Weakness on one side of the face is common after stroke and can cause distress and embarrassment, as well as interfering with speech and swallowing.
Clinicians have not recognised the impact of facial weakness on people’s self-esteem, confidence and mood. Although many people recover it can take months and some never recover.
Currently we lack any robust measure of facial weakness; it can only be described as mild, moderate or severe. We need to find a way of measuring the severity using numbers to describe the degree of weakness.
Dynamic 3D optical scanning is a new technology that measures the symmetry of the face. It may allow small changes in facial expressions to be measured accurately, thus detecting the effects of treatments, and rehabilitation (eg facial exercises), which is difficult at the moment as only large changes can be detected.
To explore if facial weakness can be described and changes measured using this new 3D scanning equipment.
Results so far demonstrate that stroke patients have, on average, higher facial asymmetry and also more significant changes on the asymmetry measure during face articulation.
This 3D imaging modality shows promise as a feasible method of quantifying facial asymmetry for research.
Further work is needed to explore the relationship between clinical ratings and these new data and to understand the requirements for clinical application of these methods.
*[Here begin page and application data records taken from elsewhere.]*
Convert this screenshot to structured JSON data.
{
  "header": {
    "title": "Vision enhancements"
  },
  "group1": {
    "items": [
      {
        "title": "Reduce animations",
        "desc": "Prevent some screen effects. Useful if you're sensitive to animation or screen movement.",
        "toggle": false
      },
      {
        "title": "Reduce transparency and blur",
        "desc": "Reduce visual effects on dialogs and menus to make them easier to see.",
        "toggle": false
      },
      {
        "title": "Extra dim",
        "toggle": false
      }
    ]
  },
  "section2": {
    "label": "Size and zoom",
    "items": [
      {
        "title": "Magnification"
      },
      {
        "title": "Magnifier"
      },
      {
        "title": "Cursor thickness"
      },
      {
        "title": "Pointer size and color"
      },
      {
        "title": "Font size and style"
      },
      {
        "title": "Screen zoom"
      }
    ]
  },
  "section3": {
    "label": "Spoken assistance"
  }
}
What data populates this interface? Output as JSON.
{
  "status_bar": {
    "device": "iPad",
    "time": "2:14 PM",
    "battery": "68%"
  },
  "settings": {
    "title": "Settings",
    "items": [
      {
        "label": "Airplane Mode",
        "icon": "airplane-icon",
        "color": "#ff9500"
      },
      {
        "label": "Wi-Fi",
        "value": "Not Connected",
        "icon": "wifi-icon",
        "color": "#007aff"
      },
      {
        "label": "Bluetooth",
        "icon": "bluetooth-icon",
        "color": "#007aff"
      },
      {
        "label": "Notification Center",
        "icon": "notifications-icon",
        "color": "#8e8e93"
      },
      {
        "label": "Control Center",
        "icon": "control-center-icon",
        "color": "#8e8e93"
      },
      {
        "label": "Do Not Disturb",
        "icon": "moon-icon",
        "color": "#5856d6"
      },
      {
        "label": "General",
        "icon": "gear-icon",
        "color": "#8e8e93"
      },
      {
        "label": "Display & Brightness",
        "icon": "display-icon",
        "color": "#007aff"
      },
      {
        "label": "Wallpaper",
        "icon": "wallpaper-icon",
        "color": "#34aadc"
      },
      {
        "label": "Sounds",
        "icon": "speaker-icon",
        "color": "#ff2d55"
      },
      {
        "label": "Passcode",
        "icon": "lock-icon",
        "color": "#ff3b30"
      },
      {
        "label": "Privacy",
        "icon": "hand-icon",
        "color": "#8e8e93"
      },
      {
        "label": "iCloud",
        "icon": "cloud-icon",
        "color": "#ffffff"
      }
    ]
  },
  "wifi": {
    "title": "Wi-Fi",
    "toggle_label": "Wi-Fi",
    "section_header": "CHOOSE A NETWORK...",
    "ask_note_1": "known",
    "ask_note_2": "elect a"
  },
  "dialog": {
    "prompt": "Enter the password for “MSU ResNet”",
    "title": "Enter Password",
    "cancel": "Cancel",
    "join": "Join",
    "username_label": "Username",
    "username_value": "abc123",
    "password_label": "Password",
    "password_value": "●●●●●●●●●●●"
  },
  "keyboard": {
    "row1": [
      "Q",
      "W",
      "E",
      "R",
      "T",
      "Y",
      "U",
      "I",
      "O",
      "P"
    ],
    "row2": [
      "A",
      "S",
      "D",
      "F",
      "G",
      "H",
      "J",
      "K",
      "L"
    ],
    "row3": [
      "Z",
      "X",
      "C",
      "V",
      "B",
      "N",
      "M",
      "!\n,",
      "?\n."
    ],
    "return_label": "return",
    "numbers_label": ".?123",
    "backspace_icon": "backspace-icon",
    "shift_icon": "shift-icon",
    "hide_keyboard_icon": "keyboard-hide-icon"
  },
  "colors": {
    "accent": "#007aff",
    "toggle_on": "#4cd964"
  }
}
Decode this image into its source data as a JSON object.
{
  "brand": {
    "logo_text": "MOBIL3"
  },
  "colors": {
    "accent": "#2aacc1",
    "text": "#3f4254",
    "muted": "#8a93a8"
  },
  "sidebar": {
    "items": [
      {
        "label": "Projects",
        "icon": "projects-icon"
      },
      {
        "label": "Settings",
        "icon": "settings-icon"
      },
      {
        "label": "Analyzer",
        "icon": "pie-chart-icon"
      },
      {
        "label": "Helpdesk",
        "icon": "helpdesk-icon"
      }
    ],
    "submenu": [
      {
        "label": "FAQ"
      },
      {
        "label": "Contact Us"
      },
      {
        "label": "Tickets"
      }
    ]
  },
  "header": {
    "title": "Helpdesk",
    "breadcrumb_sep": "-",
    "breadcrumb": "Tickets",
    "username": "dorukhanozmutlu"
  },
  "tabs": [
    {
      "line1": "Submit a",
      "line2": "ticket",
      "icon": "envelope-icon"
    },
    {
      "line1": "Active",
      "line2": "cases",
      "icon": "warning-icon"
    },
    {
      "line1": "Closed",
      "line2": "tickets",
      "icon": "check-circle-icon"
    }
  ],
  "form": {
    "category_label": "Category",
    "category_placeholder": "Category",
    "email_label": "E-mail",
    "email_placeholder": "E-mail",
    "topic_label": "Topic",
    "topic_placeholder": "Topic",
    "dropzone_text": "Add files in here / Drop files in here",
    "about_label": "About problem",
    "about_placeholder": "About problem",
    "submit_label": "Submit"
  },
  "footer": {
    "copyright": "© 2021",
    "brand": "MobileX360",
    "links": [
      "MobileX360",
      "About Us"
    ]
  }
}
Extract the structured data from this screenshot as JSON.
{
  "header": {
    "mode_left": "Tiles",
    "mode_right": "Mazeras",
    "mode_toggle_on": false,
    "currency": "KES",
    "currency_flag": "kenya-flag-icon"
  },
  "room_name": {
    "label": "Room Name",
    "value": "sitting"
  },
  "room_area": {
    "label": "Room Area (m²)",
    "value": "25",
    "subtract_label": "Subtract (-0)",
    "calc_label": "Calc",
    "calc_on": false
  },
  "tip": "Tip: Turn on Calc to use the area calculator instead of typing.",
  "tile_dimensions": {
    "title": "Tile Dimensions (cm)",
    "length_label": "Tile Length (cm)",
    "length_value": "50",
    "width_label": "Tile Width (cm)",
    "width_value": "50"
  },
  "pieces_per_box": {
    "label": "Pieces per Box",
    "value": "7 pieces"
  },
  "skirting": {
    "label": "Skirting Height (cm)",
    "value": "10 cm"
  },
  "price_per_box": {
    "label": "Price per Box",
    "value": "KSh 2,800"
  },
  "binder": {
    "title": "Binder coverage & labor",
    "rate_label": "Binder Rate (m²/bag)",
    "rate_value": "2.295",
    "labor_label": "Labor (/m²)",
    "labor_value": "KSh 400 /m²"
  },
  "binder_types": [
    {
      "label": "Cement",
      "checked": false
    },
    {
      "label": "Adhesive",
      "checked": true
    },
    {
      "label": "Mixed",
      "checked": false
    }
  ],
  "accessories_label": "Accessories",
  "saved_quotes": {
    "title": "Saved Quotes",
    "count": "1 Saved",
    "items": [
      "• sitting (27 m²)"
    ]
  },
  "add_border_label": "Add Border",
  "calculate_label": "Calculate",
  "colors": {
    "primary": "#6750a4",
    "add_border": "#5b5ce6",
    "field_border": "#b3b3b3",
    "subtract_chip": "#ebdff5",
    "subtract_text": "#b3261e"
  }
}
For more information about this project, please contact Dr. Liz Lightbody.